Mr HOWARD —I am very happy to try to answer that if I am given the opportunity because I think there is a very important philosophical issue involved in this. I think the case in relation to smoking is quite different from the case in relation to junk food. There is nothing wrong with eating at McDonald's, it is how many you eat at McDonald's that is the problem. If you apply the philosophy of the Labor Party, you would ban altogether advertisements for alcohol, analgesics and Panadol. If you have too many Panadol it is bad, I understand, for your kidneys. If you have far too many Panadol it is bad for you, full stop. Where does it end? Do you put a ban on wine? Do you put a ban on alcohol?

An honourable member—Coffee.

Mr HOWARD —Coffee, too, because that has caffeine in it. And so the list goes on. This is an important issue. This whole idea that, according to the particular whims of the time, you should put a prohibition on advertising a product that is legal to sell establishes an extremely bad precedent. It is something that the government opposes and will continue to oppose. This, of course, does not in any way address the impact, once you start banning things, that the loss of revenue would have on the very effective and high-quality free-to-air television system that we have in this country. I think Australia has one of the best free-to-air television systems in the world. Our free-to-air television, given our population, is far better than the free-to-air television services of many other countries. Once you start going down this path, you can always mount an argument for going further.

The SPEAKER —Order! The member for Gellibrand!

Mr HOWARD —I say again that the banning of tobacco was based upon the proposition that, from a health point of view, there is no such thing as a safe level of smoking. Yet there is such a thing as a safe level of consumption at McDonald's—that is the difference. If you apply the logic of the Leader of the Opposition, you should not have any advertisements for alcohol at all. The truth is that the human consequences that flow from the abuse of alcohol are far greater than the human consequences that flow from obesity, yet nobody is saying that we should ban alcohol nor do I hear the opposition saying we should have a ban on the advertising of alcohol. Heaven help the principle of freedom of expression in a commercial context if the member for Lalor ever gets her hands on the health portfolio.

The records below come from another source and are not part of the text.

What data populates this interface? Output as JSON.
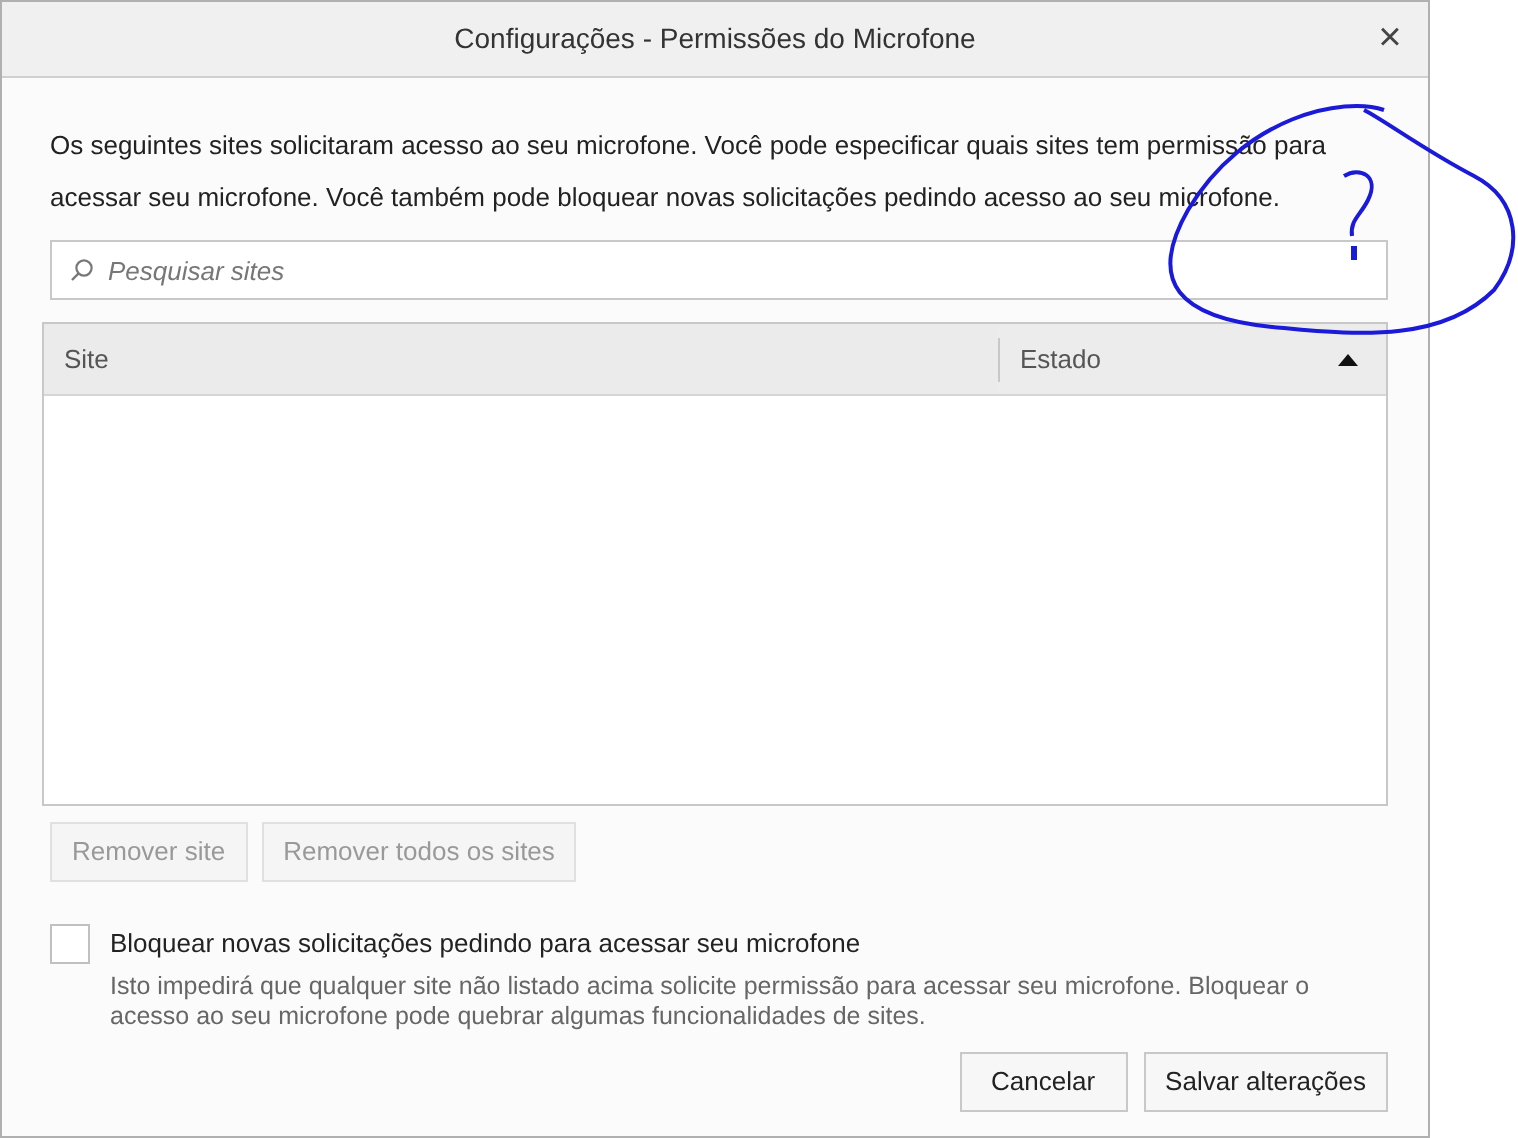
{
  "window": {
    "title": "Configurações - Permissões do Microfone",
    "close": "×"
  },
  "description": "Os seguintes sites solicitaram acesso ao seu microfone. Você pode especificar quais sites tem permissão para acessar seu microfone. Você também pode bloquear novas solicitações pedindo acesso ao seu microfone.",
  "search": {
    "placeholder": "Pesquisar sites"
  },
  "table": {
    "columns": [
      {
        "label": "Site",
        "sorted": false
      },
      {
        "label": "Estado",
        "sorted": true
      }
    ]
  },
  "list_buttons": [
    {
      "label": "Remover site",
      "disabled": true
    },
    {
      "label": "Remover todos os sites",
      "disabled": true
    }
  ],
  "block": {
    "label": "Bloquear novas solicitações pedindo para acessar seu microfone",
    "checked": false,
    "note": "Isto impedirá que qualquer site não listado acima solicite permissão para acessar seu microfone. Bloquear o acesso ao seu microfone pode quebrar algumas funcionalidades de sites."
  },
  "buttons": [
    "Cancelar",
    "Salvar alterações"
  ]
}
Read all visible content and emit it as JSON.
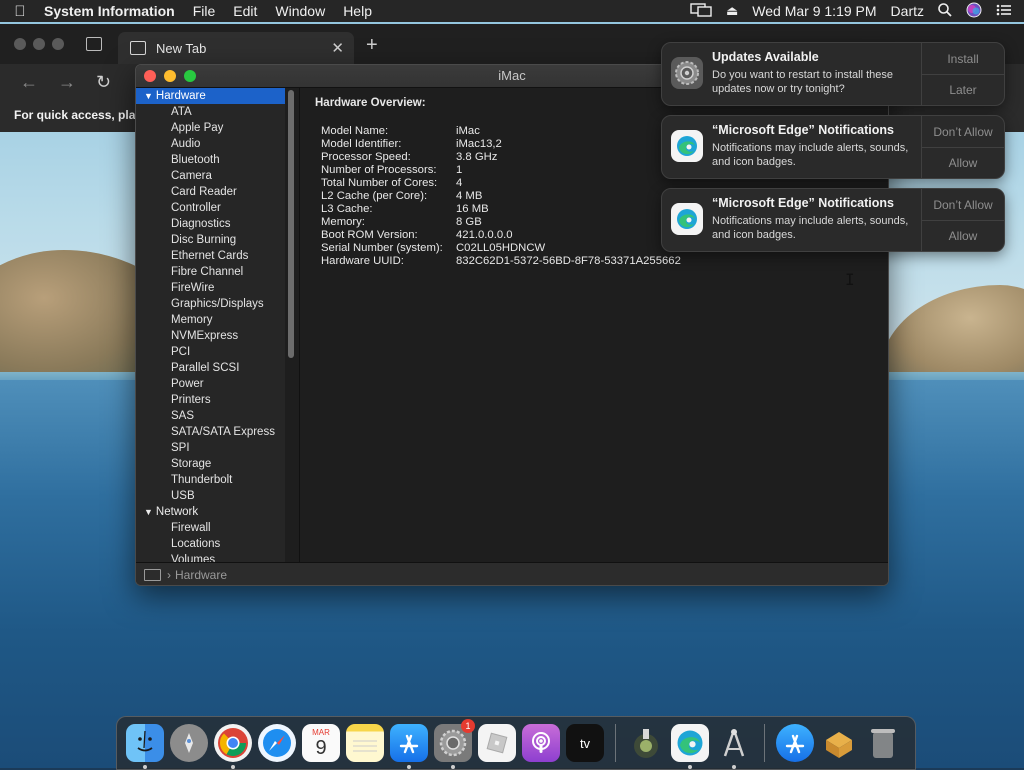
{
  "menubar": {
    "app_name": "System Information",
    "menus": [
      "File",
      "Edit",
      "Window",
      "Help"
    ],
    "datetime": "Wed Mar 9  1:19 PM",
    "user": "Dartz"
  },
  "browser": {
    "tab_title": "New Tab",
    "quick_access_text": "For quick access, pla"
  },
  "window": {
    "title": "iMac",
    "sidebar": {
      "hardware_label": "Hardware",
      "hardware_items": [
        "ATA",
        "Apple Pay",
        "Audio",
        "Bluetooth",
        "Camera",
        "Card Reader",
        "Controller",
        "Diagnostics",
        "Disc Burning",
        "Ethernet Cards",
        "Fibre Channel",
        "FireWire",
        "Graphics/Displays",
        "Memory",
        "NVMExpress",
        "PCI",
        "Parallel SCSI",
        "Power",
        "Printers",
        "SAS",
        "SATA/SATA Express",
        "SPI",
        "Storage",
        "Thunderbolt",
        "USB"
      ],
      "network_label": "Network",
      "network_items": [
        "Firewall",
        "Locations",
        "Volumes"
      ]
    },
    "overview": {
      "heading": "Hardware Overview:",
      "rows": [
        {
          "k": "Model Name:",
          "v": "iMac"
        },
        {
          "k": "Model Identifier:",
          "v": "iMac13,2"
        },
        {
          "k": "Processor Speed:",
          "v": "3.8 GHz"
        },
        {
          "k": "Number of Processors:",
          "v": "1"
        },
        {
          "k": "Total Number of Cores:",
          "v": "4"
        },
        {
          "k": "L2 Cache (per Core):",
          "v": "4 MB"
        },
        {
          "k": "L3 Cache:",
          "v": "16 MB"
        },
        {
          "k": "Memory:",
          "v": "8 GB"
        },
        {
          "k": "Boot ROM Version:",
          "v": "421.0.0.0.0"
        },
        {
          "k": "Serial Number (system):",
          "v": "C02LL05HDNCW"
        },
        {
          "k": "Hardware UUID:",
          "v": "832C62D1-5372-56BD-8F78-53371A255662"
        }
      ]
    },
    "pathbar": {
      "separator": "›",
      "label": "Hardware"
    }
  },
  "notifications": [
    {
      "title": "Updates Available",
      "body": "Do you want to restart to install these updates now or try tonight?",
      "action_top": "Install",
      "action_bottom": "Later",
      "icon": "gear-icon"
    },
    {
      "title": "“Microsoft Edge” Notifications",
      "body": "Notifications may include alerts, sounds, and icon badges.",
      "action_top": "Don’t Allow",
      "action_bottom": "Allow",
      "icon": "edge-icon"
    },
    {
      "title": "“Microsoft Edge” Notifications",
      "body": "Notifications may include alerts, sounds, and icon badges.",
      "action_top": "Don’t Allow",
      "action_bottom": "Allow",
      "icon": "edge-icon"
    }
  ],
  "dock": {
    "calendar_month": "MAR",
    "calendar_day": "9",
    "settings_badge": "1",
    "tv_label": "tv"
  },
  "colors": {
    "selection": "#1c62c9",
    "close": "#ff5f57",
    "minimize": "#febc2e",
    "zoom": "#28c840"
  }
}
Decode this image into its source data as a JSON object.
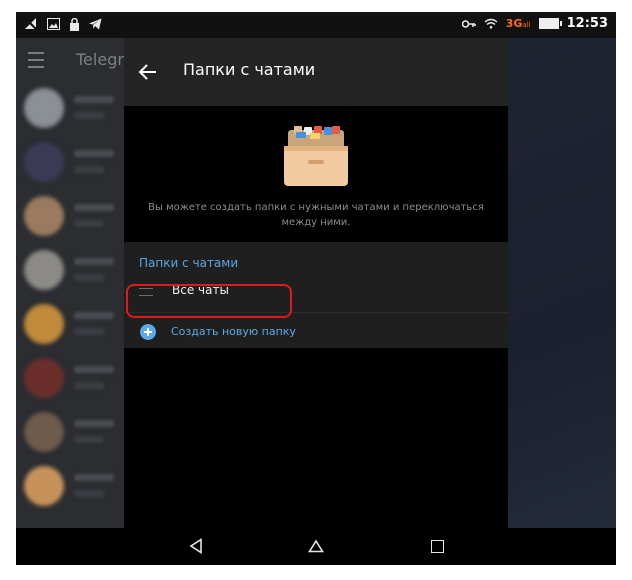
{
  "status_bar": {
    "network": "3G",
    "network_suffix": "all",
    "time": "12:53"
  },
  "background": {
    "app_title": "Telegra",
    "avatar_colors": [
      "#8b8f96",
      "#3b3a55",
      "#9a7b5f",
      "#8c8a86",
      "#c08a3a",
      "#6b2e2a",
      "#6e5b4c",
      "#c7925a"
    ]
  },
  "toolbar": {
    "title": "Папки с чатами",
    "back_icon": "arrow-left-icon"
  },
  "hero": {
    "icon": "file-cabinet-icon",
    "description": "Вы можете создать папки с нужными чатами и переключаться между ними."
  },
  "folders": {
    "header": "Папки с чатами",
    "items": [
      {
        "label": "Все чаты",
        "icon": "drag-handle-icon"
      }
    ],
    "create_label": "Создать новую папку",
    "create_icon": "plus-circle-icon"
  },
  "colors": {
    "accent": "#5aa9e8",
    "highlight": "#e01b1b",
    "toolbar_bg": "#242424"
  }
}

The SPEAKER —Heaven help the member for Gellibrand if she persists with her interjections!